President Donald Trump announced he’s not granting the usual 2.1 percent pay hike for federal employees, prompting staunch opposition from many Democratic lawmakers.
It’s the latest move by the Trump administration to try to rein in excessive compensation packages for federal employees, after the president signed three executive orders in May.
“Specifically, I have determined that for 2019, both across-the-board pay increases and locality pay increases will be set at zero,” Trump’s letter notifying Congress said Thursday. “These alternative pay plan decisions will not materially affect our ability to attract and retain a well-qualified federal workforce.”
Here’s a look at what the pay freeze could mean.
1. Fiscal Impact
In his letter to Congress, Trump asserted the pay hikes would not be responsible at this time.
I view the increases that would otherwise take effect as inappropriate.
Under current law, locality pay increases averaging 25.70 percent, costing $25 billion, would go into effect in January 2019, in addition to a 2.1 percent across-the-board increase for the base general schedule. We must maintain efforts to put our nation on a fiscally sustainable course, and federal agency budgets cannot sustain such increases.
However, the impact may be negligible, said Rachel Greszler, a research fellow in economics, budget and entitlements with The Heritage Foundation.
“Basically, it’s not the most efficient reduction in spending or excessive pay, but it’s all the administration can do on their own,” Greszler told The Daily Signal. “And pay increases shouldn’t be automatic.”
2. Current Federal Compensation
In recent years, the Congressional Budget Office, and conservative think tanks The Heritage Foundation and the American Enterprise Institute, all produced reports finding federal compensation packages far outpace the private sector.
Further, the government watchdog group OpenTheBooks.com found that one in five of employees at the 78 largest federal agencies has a salary that is six figures. Another 30,000 rank-and-file career government employees earn more than any governor.
A 2017 CBO report estimated taxpayers compensate federal workers with 17 percent more than what similar employees–with comparable education, skills, and experience–earn in the private sector.
The Office of Management and Budget during the Obama administration estimated the federal government would spend $337 billion in 2017 on the civilian federal workforce.
Also, with seniority comes at least two pay hikes for some years under the current system. All federal employees generally get a cost-of-living adjustment that is not based on performance. Second, federal employees are paid for each “step increase” they move up in the system based on seniority, which provides a 3 percent hike.
Federal employees get a retirement contribution of between 15 to 18 percent of their pay, while private sector employees average 3 to 5 percent, according to a 2016 Heritage Foundation study. Federal employees also contribute significantly less to their retirement, as taxpayers fund the bulk of the pensions.
3. Performance Pay

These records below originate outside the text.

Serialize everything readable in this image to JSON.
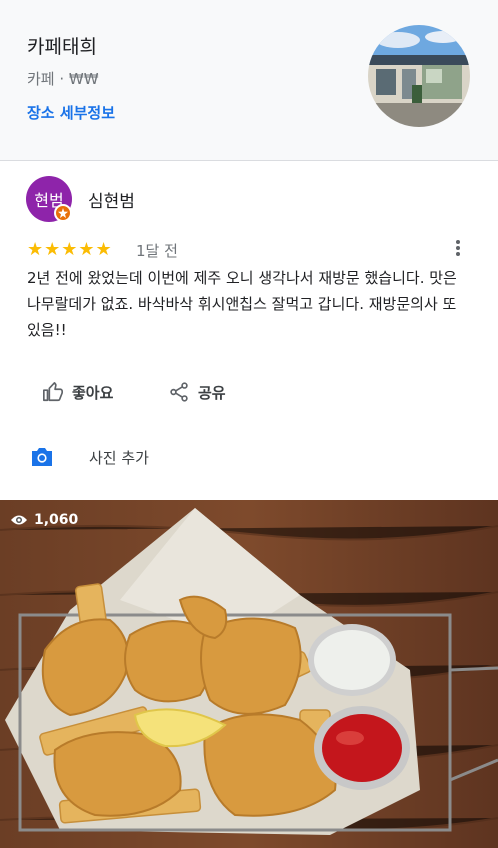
{
  "place": {
    "name": "카페태희",
    "meta": "카페 · ₩₩",
    "details_link": "장소 세부정보"
  },
  "review": {
    "avatar_text": "현범",
    "reviewer_name": "심현범",
    "rating": 5,
    "stars": "★★★★★",
    "time": "1달 전",
    "text": "2년 전에 왔었는데 이번에 제주 오니 생각나서 재방문 했습니다. 맛은 나무랄데가 없죠. 바삭바삭 휘시앤칩스 잘먹고 갑니다. 재방문의사 또 있음!!",
    "like_label": "좋아요",
    "share_label": "공유",
    "add_photo_label": "사진 추가"
  },
  "photo": {
    "views": "1,060"
  },
  "colors": {
    "accent": "#1a73e8",
    "star": "#fbbc04",
    "avatar": "#8e24aa",
    "badge": "#e8710a"
  }
}
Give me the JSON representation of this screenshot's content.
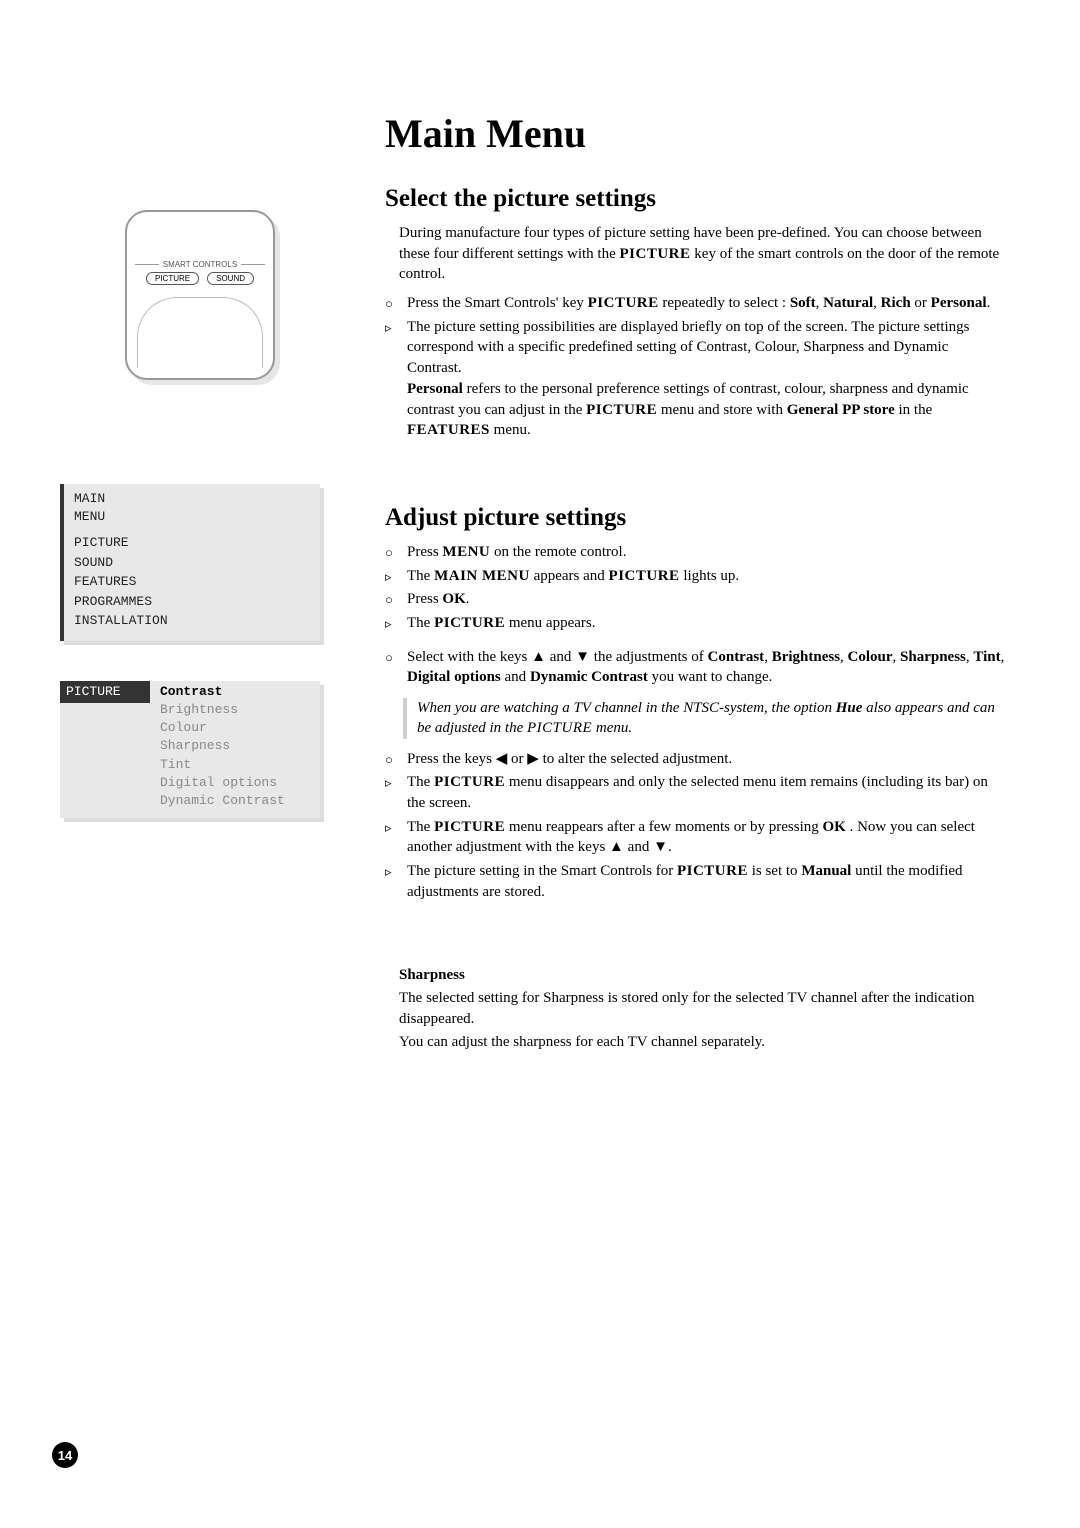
{
  "page_number": "14",
  "title": "Main Menu",
  "remote": {
    "smart_controls_label": "SMART CONTROLS",
    "btn_picture": "PICTURE",
    "btn_sound": "SOUND"
  },
  "osd_main": {
    "title_line1": "MAIN",
    "title_line2": "MENU",
    "items": [
      "PICTURE",
      "SOUND",
      "FEATURES",
      "PROGRAMMES",
      "INSTALLATION"
    ]
  },
  "osd_picture": {
    "left_label": "PICTURE",
    "items": [
      "Contrast",
      "Brightness",
      "Colour",
      "Sharpness",
      "Tint",
      "Digital options",
      "Dynamic Contrast"
    ]
  },
  "sec1": {
    "heading": "Select the picture settings",
    "intro": "During manufacture four types of picture setting have been pre-defined. You can choose between these four different settings with the ",
    "intro_key": "PICTURE",
    "intro_end": " key of the smart controls on the door of the remote control.",
    "b1_a": "Press the Smart Controls' key ",
    "b1_key": "PICTURE",
    "b1_b": " repeatedly to select :  ",
    "b1_soft": "Soft",
    "b1_sep1": ", ",
    "b1_nat": "Natural",
    "b1_sep2": ", ",
    "b1_rich": "Rich",
    "b1_or": " or ",
    "b1_pers": "Personal",
    "b1_end": ".",
    "b2": "The picture setting possibilities are displayed briefly on top of the screen. The picture settings correspond with a specific predefined setting of Contrast, Colour, Sharpness and Dynamic Contrast.",
    "b2b_pers": "Personal",
    "b2b_rest": " refers to the personal preference settings of contrast, colour, sharpness and dynamic contrast you can adjust in the ",
    "b2b_key": "PICTURE",
    "b2b_mid": " menu and store with ",
    "b2b_gpp": "General PP store",
    "b2b_in": " in the ",
    "b2b_feat": "FEATURES",
    "b2b_end": " menu."
  },
  "sec2": {
    "heading": "Adjust picture settings",
    "s1a": "Press ",
    "s1_menu": "MENU",
    "s1b": " on the remote control.",
    "s2a": "The ",
    "s2_mm": "MAIN MENU",
    "s2b": " appears and ",
    "s2_pic": "PICTURE",
    "s2c": " lights up.",
    "s3a": "Press ",
    "s3_ok": "OK",
    "s3b": ".",
    "s4a": "The ",
    "s4_pic": "PICTURE",
    "s4b": " menu appears.",
    "s5a": "Select with the keys ",
    "s5_up": "▲",
    "s5_and": " and ",
    "s5_dn": "▼",
    "s5b": " the adjustments of ",
    "s5_con": "Contrast",
    "s5_c1": ", ",
    "s5_bri": "Brightness",
    "s5_c2": ", ",
    "s5_col": "Colour",
    "s5_c3": ", ",
    "s5_sha": "Sharpness",
    "s5_c4": ", ",
    "s5_tin": "Tint",
    "s5_c5": ", ",
    "s5_dig": "Digital options",
    "s5_c6": " and ",
    "s5_dyn": "Dynamic Contrast",
    "s5c": " you want to change.",
    "note_a": "When you are watching a TV channel in the NTSC-system, the option ",
    "note_hue": "Hue",
    "note_b": " also appears and can be adjusted in the ",
    "note_pic": "PICTURE",
    "note_c": " menu.",
    "s6a": "Press the keys ",
    "s6_l": "◀",
    "s6_or": " or ",
    "s6_r": "▶",
    "s6b": " to alter the selected adjustment.",
    "s7a": "The ",
    "s7_pic": "PICTURE",
    "s7b": " menu disappears and only the selected menu item remains (including its bar) on the screen.",
    "s8a": "The ",
    "s8_pic": "PICTURE",
    "s8b": " menu reappears after a few moments or by pressing ",
    "s8_ok": "OK",
    "s8c": " . Now you can select another adjustment with the keys ",
    "s8_up": "▲",
    "s8_and": " and ",
    "s8_dn": "▼",
    "s8d": ".",
    "s9a": "The picture setting in the Smart Controls for ",
    "s9_pic": "PICTURE",
    "s9b": " is set to ",
    "s9_man": "Manual",
    "s9c": " until the modified adjustments are stored."
  },
  "sharp": {
    "heading": "Sharpness",
    "p1": "The selected setting for Sharpness is stored only for the selected TV channel after the indication disappeared.",
    "p2": "You can adjust the sharpness for each TV channel separately."
  }
}
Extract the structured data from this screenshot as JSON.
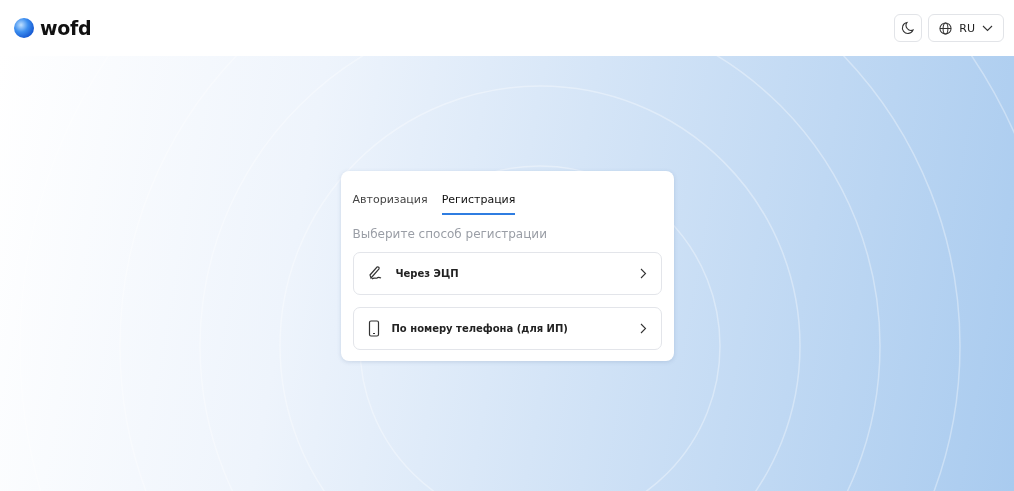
{
  "header": {
    "logo": "wofd",
    "language": "RU"
  },
  "tabs": [
    {
      "label": "Авторизация",
      "selected": false
    },
    {
      "label": "Регистрация",
      "selected": true
    }
  ],
  "prompt": "Выберите способ регистрации",
  "options": [
    {
      "kind": "signature",
      "label": "Через ЭЦП"
    },
    {
      "kind": "phone",
      "label": "По номеру телефона (для ИП)"
    }
  ]
}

Greszler co-authored a 2016 Heritage Foundation study that estimated a performance-based system would reduce federal personnel costs by $26.7 billion.
In his letter to Congress, Trump made what seemed to be a long-term point.
“In light of our nation’s fiscal situation, federal employee pay must be performance-based, and aligned strategically toward recruiting, retaining, and rewarding high-performing federal employees and those with critical skill sets,” Trump said. “Across-the-board pay increases and locality pay increases, in particular, have long-term fixed costs, yet fail to address existing pay disparities or target mission critical recruitment and retention goals.”
Simply holding off on raises won’t accomplish anything without broader civil service reform, said Robert Moffit, senior fellow in domestic policy studies at The Heritage Foundation.
“The federal pay system does not effectively reward the most talented and productive because the system is highly standardized,” Moffit told The Daily Signal. “Federal employees in many cases should be paid more and many should be paid less. We need more employees in some areas and less in others.”
4. What Trump Has Done So Far
In keeping with the president’s “drain the swamp” reform efforts, the Trump administration has pushed for civil service reforms in budget proposals to Congress with little action.
However, Congress did pass and the president signed into law a measure to make it easier to fire bad employees at the Department of Veterans Affairs following the VA waiting list scandal over reports that employees had doctored lists, leaving some veterans to wait excessively long times for care.
Congress has left most of the rest of the federal bureaucracy untouched. However, on May 25, Trump issued an executive order to move the ball on civil service reform.
One order holds nonproductive workers more accountable by speeding up the disciplinary and appeals process. In many cases, it takes more than a year to remove an employee. The order shortens the grace period to shore up performance from 120 days to 30 days.
The order also limits the ability of federal managers to simply move employees that engaged in poor performance or illegal activity from one agency to another.
Federal agencies would share performance reviews, and also consider performance in making layoff decisions. Previously, layoffs were based on the amount of time employed by an agency.
A separate executive order limits the amount of time a federal employees can spend on union activity during work hours to no more than one-quarter of their workday.
The House Oversight and Government Reform Committee found more than 12,500 federal workers took “official time” to work on union activities in 2017. Of that total, 470 worked in the VA.